I read the reviews. I scoured consumer reports in magazines. I scrutinized owners’ comments on the Net.
You see, I have my dream car and then I have my car. My dream car is a Maserati. And my car is the one I’m going to buy. The difference between the two? The first one is on my future list and, the other, my car, I can justify buying.
I like my car’s mileage. I like its service satisfaction reports from owners. I like its horsepower. (I like fast cars. I can’t help it. It runs in the family. It’s genetic.) I only have to confirm it handles well, and decide where to buy it. All that stands between me and my car is a test drive and a salesperson.
I have a friend, Dave, who is car-crazy and when he hears I’m going car shopping, he wants to come along for the ride, literally.
Dave joins me at the car dealership closest to my house. I secretly hope it’s the only dealership we have to visit. All things being equal, I prefer doing my car business close to home.
A salesperson, Eric, greets Dave and me as we walk into the dealership. Eric seems like a nice guy.
Eric brings us into his office. I explain I’m interested in my car. I state I’m the buyer; Dave is joining me as a confidante and friend, but I’m the one spending the money.

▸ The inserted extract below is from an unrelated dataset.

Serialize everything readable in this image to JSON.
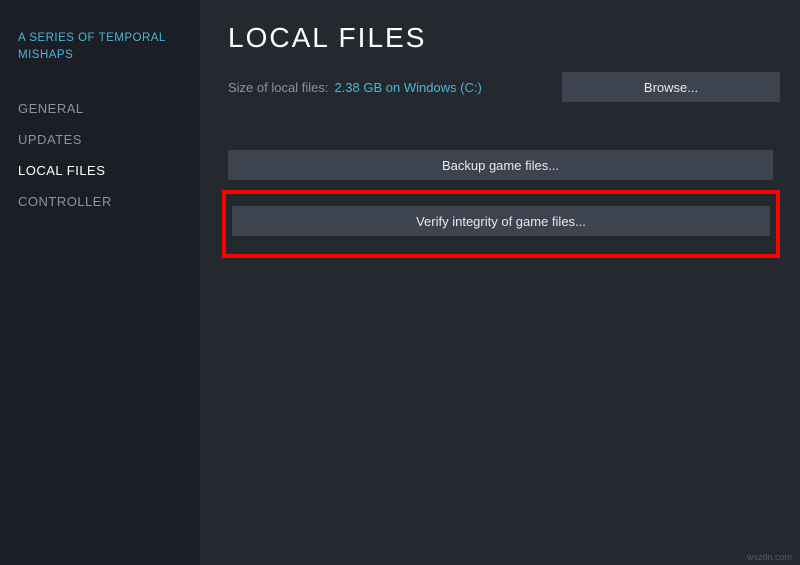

Eric proceeds to look at Dave when he speaks about the car’s great mileage and horsepower, and glances my way when he talks about its color and design. It doesn’t feel so ...